As your travel day approaches, make sure you do you prep work. Even though it may be tempting, don’t over-cram before going. Plan to accomplish extra projects before you leave, especially if you have long travel times, but don’t overdo it, as it’s likely you won’t finish it all and this can cause extra stress.
Travel time can eat into working hours, especially for the constant traveler. When booking flights, research which airlines and trains offer wifi. Add a 45 min padding between layovers, or half hour stops between your commute. These time slots give just enough time to focus, begin and close your work session before new travel distractions set in. Always pack back-up work tools, like an extra battery and car charger. Unproductive downtime because of a dead battery is frustrating, as it will take away from exploring time when you reach your destination. An iPad with a keyboard cover can come in handy for written tasks on the go when pulling out the laptop is too bulky.
Anticipating different time zones is helpful if you have to hit the ground running. For places with a time difference greater than 7 hours, it may be wise start getting ahead of the jet lag. You can do this by booking a morning flight that arrives the next morning. Use the night before the flight to work through the night, so you can sleep on the flight and arrived rested and already on the right time zone, eliminating the pain of the groggy conference call when you’ve just landed.
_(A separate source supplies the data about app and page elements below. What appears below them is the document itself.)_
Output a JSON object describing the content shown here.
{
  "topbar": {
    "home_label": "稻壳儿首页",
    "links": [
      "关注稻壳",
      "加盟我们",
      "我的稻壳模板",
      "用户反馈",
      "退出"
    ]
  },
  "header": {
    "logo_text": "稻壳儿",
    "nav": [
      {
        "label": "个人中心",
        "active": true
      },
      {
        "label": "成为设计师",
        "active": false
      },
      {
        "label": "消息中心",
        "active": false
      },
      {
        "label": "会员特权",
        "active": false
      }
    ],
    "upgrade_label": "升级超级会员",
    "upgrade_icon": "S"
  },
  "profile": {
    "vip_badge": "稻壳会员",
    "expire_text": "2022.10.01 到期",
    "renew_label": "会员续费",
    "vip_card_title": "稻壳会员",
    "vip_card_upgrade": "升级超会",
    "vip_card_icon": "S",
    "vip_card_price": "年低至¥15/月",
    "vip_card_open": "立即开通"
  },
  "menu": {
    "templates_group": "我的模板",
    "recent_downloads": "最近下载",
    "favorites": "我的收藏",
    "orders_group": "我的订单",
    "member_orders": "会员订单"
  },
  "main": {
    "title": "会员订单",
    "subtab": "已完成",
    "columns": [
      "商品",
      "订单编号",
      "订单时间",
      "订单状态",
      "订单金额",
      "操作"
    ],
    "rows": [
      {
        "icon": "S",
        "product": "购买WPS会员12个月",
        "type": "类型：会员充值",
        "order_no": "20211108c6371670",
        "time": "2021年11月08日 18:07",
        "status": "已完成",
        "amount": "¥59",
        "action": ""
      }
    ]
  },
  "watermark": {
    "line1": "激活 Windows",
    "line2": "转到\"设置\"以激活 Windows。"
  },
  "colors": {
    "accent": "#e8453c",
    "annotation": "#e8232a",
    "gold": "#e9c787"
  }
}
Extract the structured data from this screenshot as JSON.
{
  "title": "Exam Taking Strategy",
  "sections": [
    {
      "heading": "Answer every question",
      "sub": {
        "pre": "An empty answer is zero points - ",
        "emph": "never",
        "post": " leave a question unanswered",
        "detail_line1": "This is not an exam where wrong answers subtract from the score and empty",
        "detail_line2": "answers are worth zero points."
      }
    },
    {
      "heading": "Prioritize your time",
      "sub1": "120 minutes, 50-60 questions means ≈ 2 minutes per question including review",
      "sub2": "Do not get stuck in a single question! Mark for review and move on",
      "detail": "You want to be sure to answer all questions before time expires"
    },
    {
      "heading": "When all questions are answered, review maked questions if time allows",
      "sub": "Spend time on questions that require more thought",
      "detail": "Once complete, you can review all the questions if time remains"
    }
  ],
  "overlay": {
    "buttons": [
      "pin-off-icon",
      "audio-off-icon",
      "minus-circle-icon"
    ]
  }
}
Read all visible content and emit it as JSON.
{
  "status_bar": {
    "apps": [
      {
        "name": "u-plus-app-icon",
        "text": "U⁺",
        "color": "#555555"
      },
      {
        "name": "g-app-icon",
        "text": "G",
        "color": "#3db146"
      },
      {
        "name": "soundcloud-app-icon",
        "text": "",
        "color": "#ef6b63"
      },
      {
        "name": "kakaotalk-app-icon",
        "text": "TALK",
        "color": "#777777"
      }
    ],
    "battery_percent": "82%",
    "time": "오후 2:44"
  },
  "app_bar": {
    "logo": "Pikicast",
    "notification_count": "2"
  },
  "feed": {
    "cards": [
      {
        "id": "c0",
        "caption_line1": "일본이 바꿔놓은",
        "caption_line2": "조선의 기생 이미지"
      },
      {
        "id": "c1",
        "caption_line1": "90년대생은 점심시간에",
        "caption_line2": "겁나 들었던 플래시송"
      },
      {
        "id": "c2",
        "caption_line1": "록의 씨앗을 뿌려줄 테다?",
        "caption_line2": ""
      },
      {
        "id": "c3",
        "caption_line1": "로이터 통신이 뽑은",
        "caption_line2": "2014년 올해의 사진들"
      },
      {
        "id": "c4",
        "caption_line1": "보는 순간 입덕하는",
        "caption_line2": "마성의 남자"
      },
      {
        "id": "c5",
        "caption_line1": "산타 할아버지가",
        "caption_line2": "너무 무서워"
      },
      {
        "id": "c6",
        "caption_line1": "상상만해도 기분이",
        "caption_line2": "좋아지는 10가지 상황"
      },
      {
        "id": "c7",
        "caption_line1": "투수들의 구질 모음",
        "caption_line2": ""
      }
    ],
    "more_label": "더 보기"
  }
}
If you communicate with people across different time zones, schedule “set” working hours for yourself when you know the majority of your colleagues or clients will be available. Making yourself available at the same time each day increases confidence and trust that you are accessible. If you set your working hours between 6am-2pm each day, make sure you really do switch off at 2pm and make the time to get out and explore. Respecting your own playtime will increase your motivation for when you are back at the “desk”.
One of the reasons we travel is to switch up the routine. However, our routines are usually based around an infrastructure built for productivity. Slow travel goes hand in hand with this ethos, as it allows you to settle into a new place, establish your own work rhythm and tools and maximize the output before breaking the routine and setting off again. One week per location is the minimum time stay to establish a good workflow, and one month per location would be optimal for getting into your work pattern and also to more deeply discover your new environment. Communal work spaces are available in most urban centers, and they provide peace of mind when it comes to connectivity, printing facilities and a calm work environment. Organize your work tasks by focus or connectivity needs … some tasks need more uninterrupted focus, and designated workspaces help achieve this. Less-intensive tasks can be done at the local coffee shop for a change of scenery, but make sure to pack headphones as traffic and children are usual deterrents.
Most importantly don’t let guilt or stress detract from the pleasure of your experience. If you find that one day didn’t pan out as planned, let it go and adapt the following day to compensate for lost hours. As long as you keep a level head and check your tasks daily, you will be able to maintain a high level of productivity while being on the road.